Has surfing shaped your relationship with your body in any way?

It’s always a challenge with women athletes and their bodies, and I speak for women, certainly in surfing, that you see so much advertising from brands showing bodies of a very thin and particular body shape, but the reality of being a surfer is that there is no way your body can look like that.

You get these scrapes on your skin from the wax on your board. You get these ridiculous tan lines, and your eyes are red from being in the water and sun all day. You get bruises all over your body from lying on this hard surface, and you get big shoulders. You just cannot look like that. The reality of having a body that can surf is that you have to eat a lot to sustain yourself, you’ll be muscular and strong, and your skin will be exposed to the elements. That, at times, has given me a complicated relationship and perception of my body. It’s like a friction because I’m told that to be a female surfer, I need to look this specific way, but as a surfer, I can’t look like that. Because you surf in swimwear, I think there’s an extra layer of vulnerability, which can be particularly hard for young people.

As I’ve gotten older, I’ve just stopped caring about these things so much. I had malaria about five years ago when I was so sick and lost a lot of weight. But I lived and thought, thank you, body, for getting me through it. It gave me a whole new appreciation for the function of my body and its ability to survive. Almost turning 30 has made me think of it another way. My body has become this wonderful thing that takes me places, allows me to ride these waves, and the pressures of being thin have gotten less.

We’ve noticed more coverage in the media about periods and the potential effect they can have on an athlete’s performance. What has your experience been with this and surfing?

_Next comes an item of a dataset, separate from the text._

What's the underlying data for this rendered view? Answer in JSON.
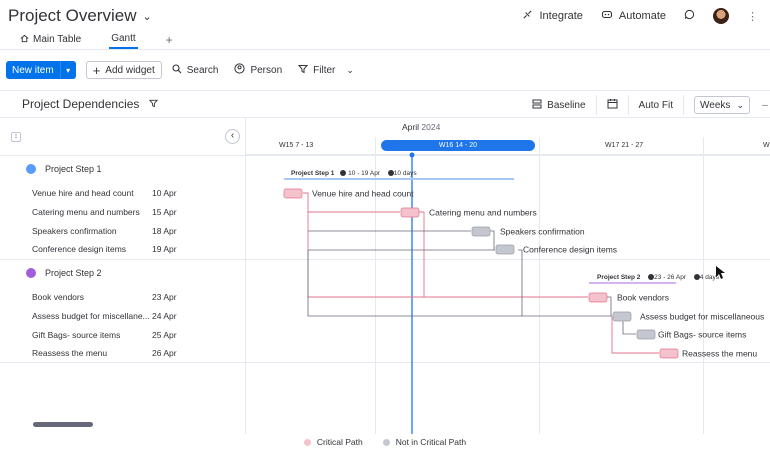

I’m so glad this conversation is happening more in sports and general life and how our cycles impact our ability to do things. We’re incapacitated with pain and just expected to take a panadol and get on with our life. When it comes to sports, there seems to be little understanding of how our cycles affect our performance and whether there are times in our cycle when we’re better athletes and times when it’s harder.

I’ve always thought that tennis would be the most challenging sport for this reason, you’ve trained your whole life for this point. You’re playing in the Australian Open finals, it’s the middle of summer, and you’re just about to play a 4-hour tennis match, and you’ve just got your period. Like how are you supposed to perform at your best ability with that? You’re not feeling your best, and your hormones are whacked out.

I feel like that’s just never been in conversation before. I’m really glad because there are days when I’m surfing or climbing, and some days I feel so heavy, and I guess it’s down to my cycle, but I’d love to know. It would also be great to know things like on day 15 of my cycle, I can do this and that to perform as best as I can and learn how to accommodate my feelings.


Watch the trailer for Yama, Lucy’s new film with Maddi Meddings, which follows the activist as as she travels to Ghana to meet with a group of pioneering female surfers and skaters who are reclaiming their aquatic surf culture.

Text: Chelsea Covington
Photography: Ellen Virgona